Startup NuoDB is hoping to position itself as having the ideal database for the post-cloud world, now that its Cloud Data Management System is generally available.
NuoDB made the announcement on Tuesday during a webcast event. Some 3,500 customers participated in the beta program for NuoDB, according to the company.
The CDMS constitutes a "modern superset of a relational database," said NuoDB co-founder and CEO Barry Morris. NuoDB's design principles follow a set of 12 rules for next-generation databases, Morris said. Among them are the ability to run anywhere, elastic scalability, nonstop availability, a single logical database and distributed security, according to the company.Workload requirements have changed in recent years, especially due to the rise in mobile devices, Morris said. The number of networked devices will only grow further in coming years, he added. "And what will they be talking to? Databases."
Dassault Systemes, maker of 3D design software, has tested NuoDB on its Web and desktop applications extensively over the past year, said CTO Dave Tewksbary. In a presentation, Tewksbary went through NuoDB's list of feature and performance claims and gave the company strong passing grades.
However, Dassault focused on smaller implementations of the database during its tests, according to Tewksbary. "We haven't gone as far as we'd like to go." Given the complexity of Dassault's products, officials are eager to see how NuoDB performs when running on hundreds or thousands of nodes.
NuoDB also sought to project an aura of simplicity and pain-free administration over its product, even while touting its speed and power. In a demonstration, a NuoDB engineer showed how a user could download the database, install it and have a database up and running in minutes.
Later, he demonstrated how additional nodes could be added to the system as scalability was needed, via a mouse click.
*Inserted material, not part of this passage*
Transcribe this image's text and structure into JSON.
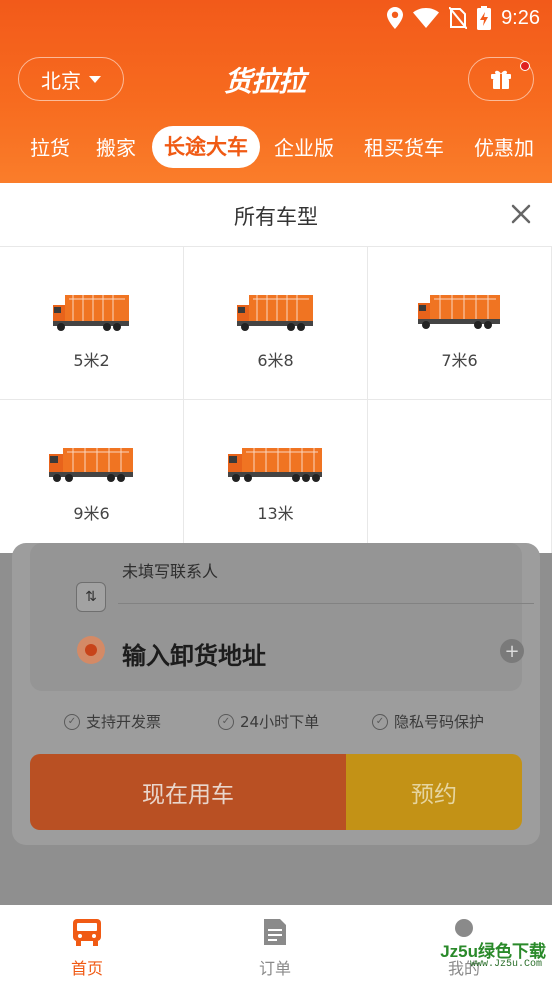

NuoDB's software underwent a Yahoo Cloud Serving Benchmark test and achieved 1 million transactions per second across 24 nodes. The company is issuing a challenge to other database vendors, saying they should offer similar performance on US$50,000 worth of standard hardware.
NuoDB has run its database on "much more than 24 machines," Morris said, although he didn't provide a specific figure.
The CDMS can be used in concert with other stack components, such as an application server, just like any other relational database, according to Morris.
It is also "free forever at the low end" of usage, Morris said. As users' implementations get bigger, they'll be charged license fees, he said.
The free edition allows up to two hosts and 4GB of data. The paid Pro edition starts at US$1,200 per year. A developer subscription is also available at no charge, but doesn't allow production deployments.
Chris Kanaracus covers enterprise software and general technology breaking news for The IDG News Service. Chris' email address is [email protected]